State and Main
Directed by David Mamet
Review by Matt Heffernan <email@example.com>
Several films from 2000 were about writers. Generally, the act of writing isn't very cinematic, so that was a really uncommon trend. However, looking at most films about writers, there is a common element: typewriters. Even in the age of word processing, modern characters prefer the good old-fashioned clickety-click of the venerable contraption. From Michael Douglas in Wonder Boys to Philip Seymour Hoffman in his latest role in State and Main, writers in the year 2000 have absolutely insisted on typewriters. From a cinematic standpoint, the action of a mechanical typewriter is far more interesting than a static computer, so screenwriters have made the old machines significant plot points. Acclaimed playwright David Mamet, who wrote and directed State and Main, practically centered his film around a typewriter. But it works, so you won't hear me complaining.

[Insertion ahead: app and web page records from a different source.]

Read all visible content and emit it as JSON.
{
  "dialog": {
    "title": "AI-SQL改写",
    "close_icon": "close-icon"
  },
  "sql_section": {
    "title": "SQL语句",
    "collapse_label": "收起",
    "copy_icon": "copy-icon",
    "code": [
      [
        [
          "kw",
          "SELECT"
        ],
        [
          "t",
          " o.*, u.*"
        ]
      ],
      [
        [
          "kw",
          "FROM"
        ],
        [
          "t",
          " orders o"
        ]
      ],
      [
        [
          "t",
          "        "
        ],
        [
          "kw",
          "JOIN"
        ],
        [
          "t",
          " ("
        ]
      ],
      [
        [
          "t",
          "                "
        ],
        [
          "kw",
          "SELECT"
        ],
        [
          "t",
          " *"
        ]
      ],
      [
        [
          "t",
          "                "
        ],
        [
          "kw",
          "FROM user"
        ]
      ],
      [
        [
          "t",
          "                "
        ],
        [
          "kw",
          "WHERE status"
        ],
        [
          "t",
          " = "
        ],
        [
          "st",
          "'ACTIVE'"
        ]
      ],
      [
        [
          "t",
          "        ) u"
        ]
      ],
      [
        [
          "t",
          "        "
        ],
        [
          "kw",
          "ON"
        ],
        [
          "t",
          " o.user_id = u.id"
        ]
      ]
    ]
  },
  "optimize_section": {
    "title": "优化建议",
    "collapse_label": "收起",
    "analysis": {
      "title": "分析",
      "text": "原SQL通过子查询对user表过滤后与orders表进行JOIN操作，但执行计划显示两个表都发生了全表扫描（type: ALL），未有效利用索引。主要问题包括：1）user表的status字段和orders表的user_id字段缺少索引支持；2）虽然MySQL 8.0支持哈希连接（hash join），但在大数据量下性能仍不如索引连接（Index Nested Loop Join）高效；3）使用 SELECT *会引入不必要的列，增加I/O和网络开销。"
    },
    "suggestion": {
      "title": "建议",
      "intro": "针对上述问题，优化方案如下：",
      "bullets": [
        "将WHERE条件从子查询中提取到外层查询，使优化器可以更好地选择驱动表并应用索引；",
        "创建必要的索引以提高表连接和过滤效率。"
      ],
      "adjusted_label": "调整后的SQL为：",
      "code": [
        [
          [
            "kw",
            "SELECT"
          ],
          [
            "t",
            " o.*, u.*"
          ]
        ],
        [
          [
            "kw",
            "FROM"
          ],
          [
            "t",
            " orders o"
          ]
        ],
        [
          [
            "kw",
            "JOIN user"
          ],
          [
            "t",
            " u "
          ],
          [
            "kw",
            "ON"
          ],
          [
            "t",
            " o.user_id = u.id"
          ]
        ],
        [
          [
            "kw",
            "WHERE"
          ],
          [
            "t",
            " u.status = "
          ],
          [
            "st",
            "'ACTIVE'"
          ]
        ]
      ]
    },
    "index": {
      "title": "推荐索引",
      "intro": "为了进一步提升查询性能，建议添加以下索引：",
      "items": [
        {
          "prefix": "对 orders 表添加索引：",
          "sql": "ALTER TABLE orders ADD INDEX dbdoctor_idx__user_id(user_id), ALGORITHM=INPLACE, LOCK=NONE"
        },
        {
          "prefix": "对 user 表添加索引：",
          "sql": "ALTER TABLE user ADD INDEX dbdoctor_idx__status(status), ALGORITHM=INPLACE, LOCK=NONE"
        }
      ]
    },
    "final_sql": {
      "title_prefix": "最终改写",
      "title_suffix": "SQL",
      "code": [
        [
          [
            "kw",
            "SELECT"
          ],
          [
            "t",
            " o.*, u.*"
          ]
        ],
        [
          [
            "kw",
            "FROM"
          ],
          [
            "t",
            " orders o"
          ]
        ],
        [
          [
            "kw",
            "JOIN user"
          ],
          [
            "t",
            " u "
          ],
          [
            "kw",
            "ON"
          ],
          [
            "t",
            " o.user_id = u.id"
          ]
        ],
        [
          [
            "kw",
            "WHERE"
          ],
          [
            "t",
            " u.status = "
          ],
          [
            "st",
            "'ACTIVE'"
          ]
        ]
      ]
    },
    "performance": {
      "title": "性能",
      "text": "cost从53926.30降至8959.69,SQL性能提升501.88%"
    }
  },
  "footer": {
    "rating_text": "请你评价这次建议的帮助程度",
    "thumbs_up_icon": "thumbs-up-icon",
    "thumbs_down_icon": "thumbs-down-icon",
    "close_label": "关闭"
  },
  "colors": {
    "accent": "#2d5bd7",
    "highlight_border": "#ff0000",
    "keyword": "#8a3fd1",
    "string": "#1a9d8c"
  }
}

Hoffman plays a playwright named Joe White whose first screenplay is being filmed by director Walt Price (William H. Macy). After some problems trying to film in New Hampshire, they move production to the small town of Waterford, Vermont. The title of the film is The Old Mill, and there is supposed to be an old mill in Waterford that would be perfect. Somebody failed to mention that the mill burned down in 1960, but the studio has run out of money, so they have to shoot anyway.
With the absence of an old mill, significant changes need to be made to the screenplay (like the title, for instance). Joe lost his typewriter when the production moved, so he finds an old bookstore that sells vintage machines. The owner, Ann (Rebecca Pidgeon), fixes one up for him.
The rest of the film goes between a developing relationship between Joe and Ann (who is engaged to a local politician) and the problems on the set, including a leading man (Alec Baldwin) who chases young girls and a leading lady (Sarah Jessica Parker) who refuses to do her nude scene. These are all characters that Mamet knows well, having spent almost as much time in Hollywood as he has on Broadway.
I'd have to assume that Mamet's own sets were never run as poorly Walt Price's, otherwise he would not be able to create films as entertaining as State and Main. It's certainly not the first film to depict the conflict between urbane Hollywood people and small town folk, but definitely one of the best. Mamet's sharp humor combined with a great cast keeps the film moving.
It's nice that 2000 finally yielded some entertaining films, even though most of them weren't widely released until 2001. It seems that most of the best films were about writers, including Joe Gould's Secret, Almost Famous, Quills, and Finding Forrester. And none of them used computers.
For more information, go to the Internet Movie Database:
State and Main (2000)
Video Pick of the Week
Guide to Star Ratings
Review © 2001 Matt Heffernan